Construction could start in the next 12 months, according to the press release. Atomic Entertainment CEO Adam Rosenfelt is quoted in the press release as saying, “By creating a self-inclusive entertainment district, we will be supporting the significant creative and cultural economies this city has to offer. Our goal is to create a dynamic community that establishes a new paradigm for traditional mixed-use development, one which, will appeal to both local Atlantans and visitors alike.”
Decaturish asked Rosenfelt whether the nomination would affect his plans for the project.
According to the city, in 1922 the Pratt-Pullman Yard was “a major employer” that actively recruited black workers from the ranks of local porters and car cleaners.

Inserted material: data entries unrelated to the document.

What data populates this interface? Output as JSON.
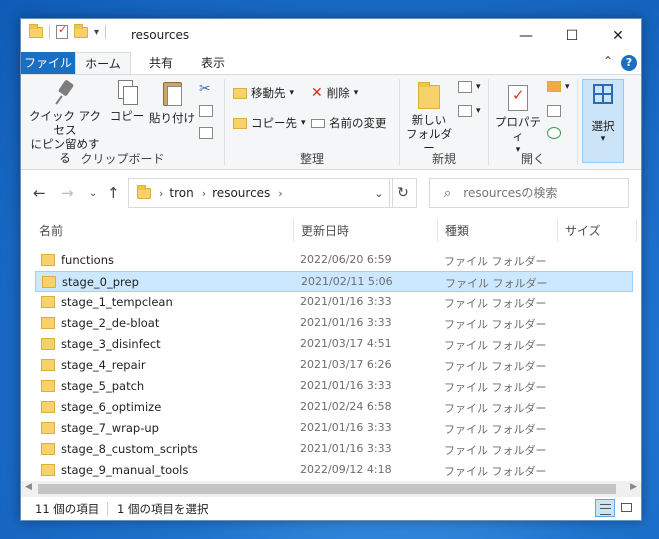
{
  "window": {
    "title": "resources",
    "minimize": "—",
    "maximize": "☐",
    "close": "✕"
  },
  "tabs": {
    "file": "ファイル",
    "home": "ホーム",
    "share": "共有",
    "view": "表示"
  },
  "ribbon": {
    "clipboard": {
      "group_label": "クリップボード",
      "pin_line1": "クイック アクセス",
      "pin_line2": "にピン留めする",
      "copy": "コピー",
      "paste": "貼り付け"
    },
    "organize": {
      "group_label": "整理",
      "move_to": "移動先",
      "copy_to": "コピー先",
      "delete": "削除",
      "rename": "名前の変更"
    },
    "new": {
      "group_label": "新規",
      "new_folder_line1": "新しい",
      "new_folder_line2": "フォルダー"
    },
    "open": {
      "group_label": "開く",
      "properties": "プロパティ"
    },
    "select": {
      "label": "選択"
    }
  },
  "address": {
    "crumbs": [
      "tron",
      "resources"
    ],
    "search_placeholder": "resourcesの検索"
  },
  "columns": {
    "name": "名前",
    "modified": "更新日時",
    "type": "種類",
    "size": "サイズ"
  },
  "files": [
    {
      "name": "functions",
      "modified": "2022/06/20 6:59",
      "type": "ファイル フォルダー"
    },
    {
      "name": "stage_0_prep",
      "modified": "2021/02/11 5:06",
      "type": "ファイル フォルダー"
    },
    {
      "name": "stage_1_tempclean",
      "modified": "2021/01/16 3:33",
      "type": "ファイル フォルダー"
    },
    {
      "name": "stage_2_de-bloat",
      "modified": "2021/01/16 3:33",
      "type": "ファイル フォルダー"
    },
    {
      "name": "stage_3_disinfect",
      "modified": "2021/03/17 4:51",
      "type": "ファイル フォルダー"
    },
    {
      "name": "stage_4_repair",
      "modified": "2021/03/17 6:26",
      "type": "ファイル フォルダー"
    },
    {
      "name": "stage_5_patch",
      "modified": "2021/01/16 3:33",
      "type": "ファイル フォルダー"
    },
    {
      "name": "stage_6_optimize",
      "modified": "2021/02/24 6:58",
      "type": "ファイル フォルダー"
    },
    {
      "name": "stage_7_wrap-up",
      "modified": "2021/01/16 3:33",
      "type": "ファイル フォルダー"
    },
    {
      "name": "stage_8_custom_scripts",
      "modified": "2021/01/16 3:33",
      "type": "ファイル フォルダー"
    },
    {
      "name": "stage_9_manual_tools",
      "modified": "2022/09/12 4:18",
      "type": "ファイル フォルダー"
    }
  ],
  "selected_file": "stage_0_prep",
  "status": {
    "item_count": "11 個の項目",
    "selected_count": "1 個の項目を選択"
  },
  "colors": {
    "accent": "#1a6fc2",
    "selection": "#cce8ff"
  }
}
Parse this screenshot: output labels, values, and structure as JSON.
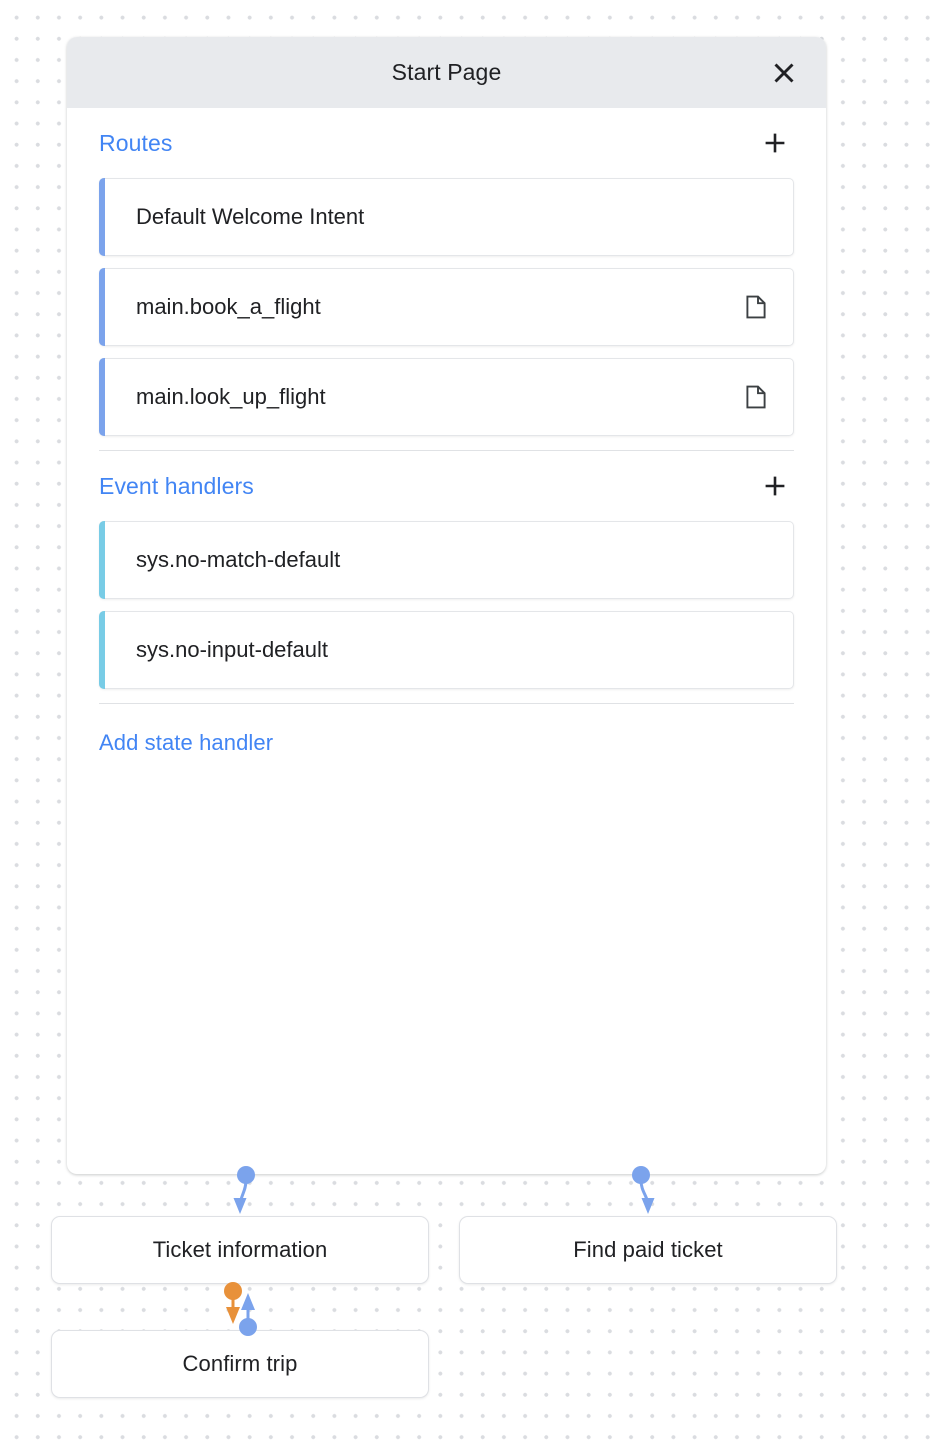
{
  "panel": {
    "title": "Start Page",
    "close_icon": "close-icon",
    "sections": [
      {
        "id": "routes",
        "title": "Routes",
        "add_icon": "plus-icon",
        "accent_color": "#7ba3ec",
        "items": [
          {
            "label": "Default Welcome Intent",
            "icon": null
          },
          {
            "label": "main.book_a_flight",
            "icon": "document-icon"
          },
          {
            "label": "main.look_up_flight",
            "icon": "document-icon"
          }
        ]
      },
      {
        "id": "event-handlers",
        "title": "Event handlers",
        "add_icon": "plus-icon",
        "accent_color": "#78cce6",
        "items": [
          {
            "label": "sys.no-match-default",
            "icon": null
          },
          {
            "label": "sys.no-input-default",
            "icon": null
          }
        ]
      }
    ],
    "add_state_handler": "Add state handler"
  },
  "flow": {
    "nodes": [
      {
        "id": "ticket-information",
        "label": "Ticket information"
      },
      {
        "id": "find-paid-ticket",
        "label": "Find paid ticket"
      },
      {
        "id": "confirm-trip",
        "label": "Confirm trip"
      }
    ],
    "edges": [
      {
        "from": "start-page",
        "to": "ticket-information",
        "color": "#7ba3ec",
        "direction": "down"
      },
      {
        "from": "start-page",
        "to": "find-paid-ticket",
        "color": "#7ba3ec",
        "direction": "down"
      },
      {
        "from": "ticket-information",
        "to": "confirm-trip",
        "color": "#e8913a",
        "direction": "down"
      },
      {
        "from": "confirm-trip",
        "to": "ticket-information",
        "color": "#7ba3ec",
        "direction": "up"
      }
    ]
  },
  "colors": {
    "accent_blue": "#4285f4",
    "route_bar": "#7ba3ec",
    "handler_bar": "#78cce6",
    "edge_blue": "#7ba3ec",
    "edge_orange": "#e8913a",
    "header_bg": "#e8eaed",
    "canvas_dot": "#dadce0"
  }
}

It became one of the largest employer of African Americans in the country.
The Pratt-Pullman Yard – originally farmland purchased in 1904 by the Pratt Engineering Company for a sugar and fertilizer processing plant – was used for munitions manufacturing during World War I.
It was purchased in 1922 by the Pullman Passenger Rail Company and used as a rail car service and repair facility. Southern Iron and Equipment Company used it from 1955 to the 1970’s. The facility was closed after the federal court order split up the Pullman Passenger Rail Company.
Georgia Power used the facility for its fleet of Trackless Trolleys, a name for electric buses. The Georgia Building Authority bought the property in 1990. It was briefly used as part of the New Georgia Railroad, a dinner train running from Underground Atlanta to Stone Mountain. In the years leading up to the sale, it had become a popular filming location.